Read about the inspiration for Daniel Defoe's The Life and Strange Surprising Adventures of Robinson Crusoe of York, Mariner.

97 Middle Street, Yeovil, Somerset, BA20 1LN

This is named after the English explorer, buccaneer and naturalist (1652–1715) who was born in East Coker, near Yeovil.

Text about literary links in the area. 


The text reads: An incident in the career of locally-born pirate and map maker William Dampier inspired one of the best-known books in the English language. Dampier was a great navigator but an indifferent commander, disliked by his crew. On one his voyages Alexander Selkirk preferred to be left on an island 400 miles off Chile.

He survived there alone for over four years, before being picked up by Woodes Rogers, Dampier’s partner in a two-ship expedition. Selkirk, on learning that Dampier was with Rogers, almost decided to stay on.

Selkirk’s adventures were published in 1710, and Rogers’ account in A Cruising Voyage Round the World, inspired Daniel Defoe’s The Life and Strange Surprising Adventures of Robinson Crusoe of York, Mariner.

The novelist Thomas Hardy lived in Peter Street in 1876. He used Yeovil as a base for exploring the countryside.
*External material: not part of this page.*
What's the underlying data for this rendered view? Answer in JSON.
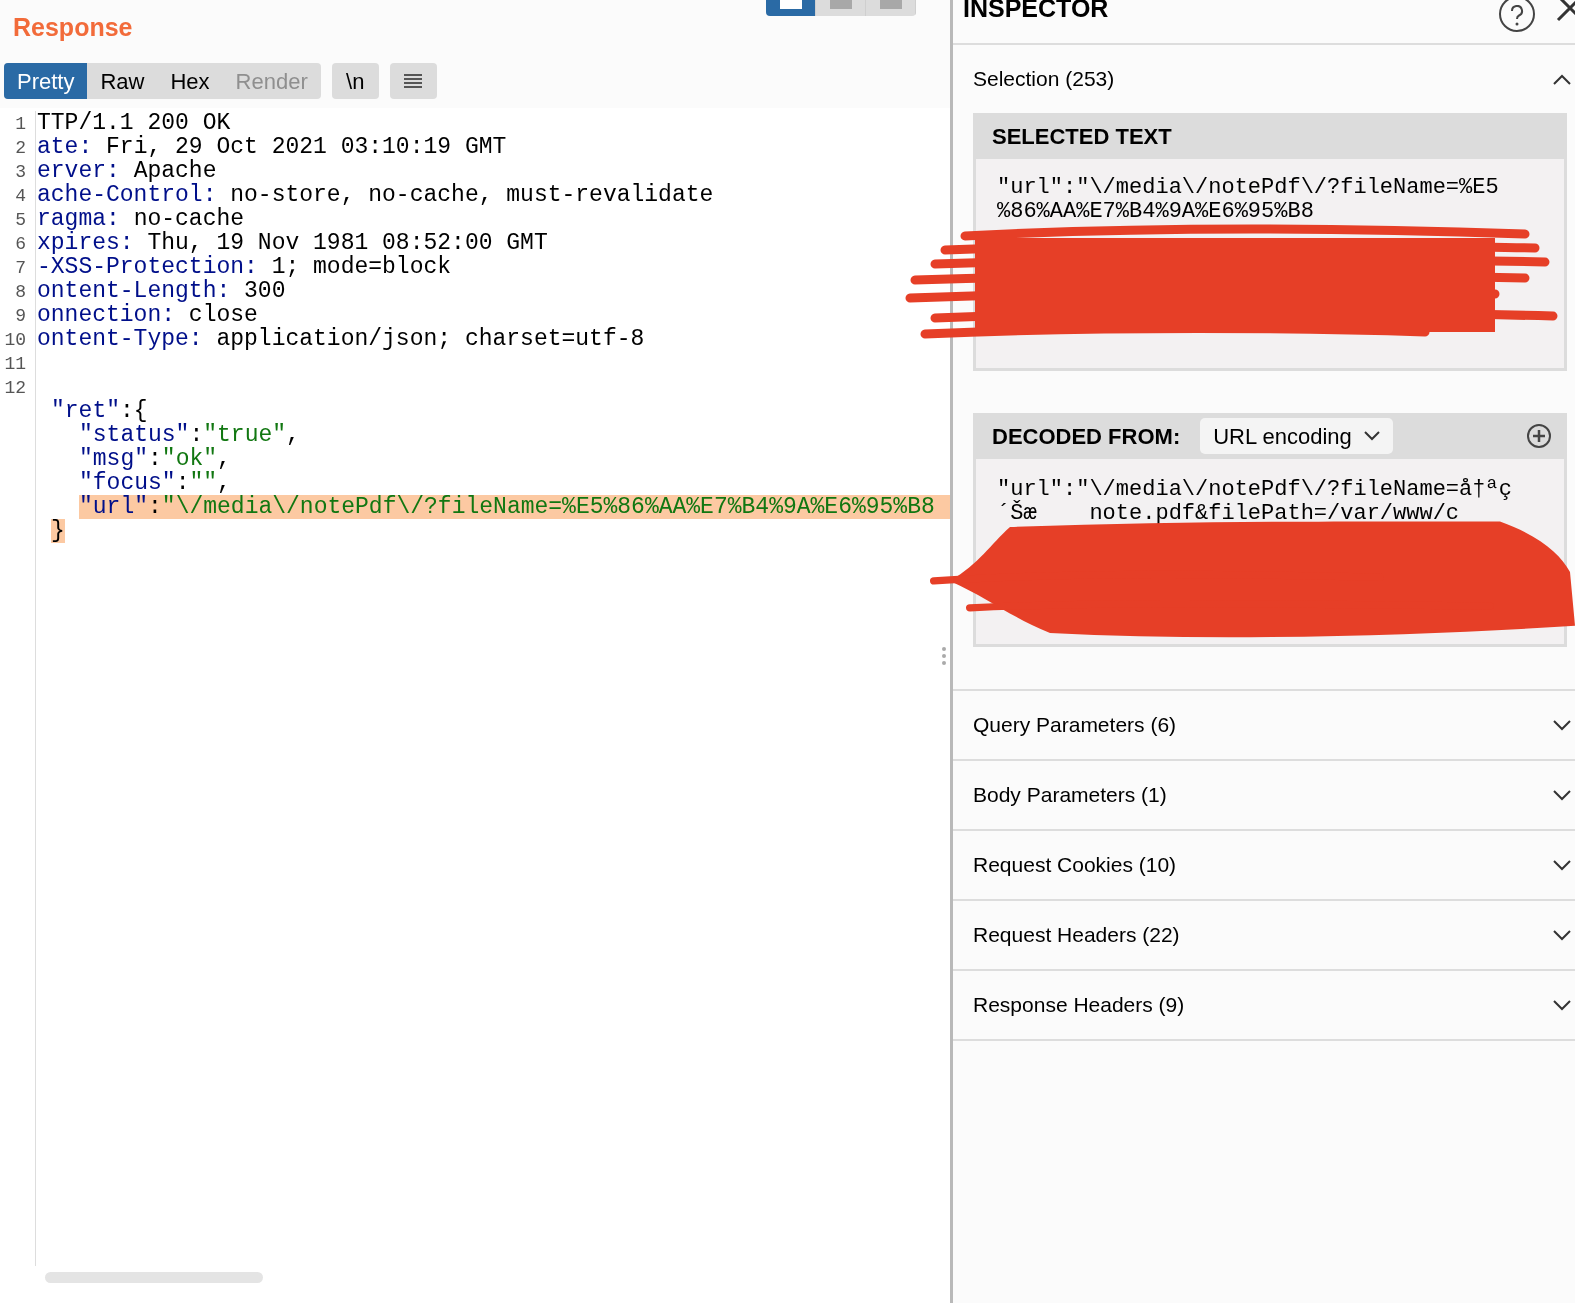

In his Wessex novels, he refers to the town as Ivel, a variant of the original name of the Yeo river.

A copy of Daniel Defoe's The Life and Strange Surprising Adventures of Robinson Crusoe of York, Mariner.


An illustration and prints of Thomas Hardy. 


Illustrations of Daniel Defoe and Robinson Crusoe.


External photograph of the building – main entrance.


If you have information on the history of this pub, then we’d like you to share it with us. Please e-mail all information to: pubhistories@jdwetherspoon.co.uk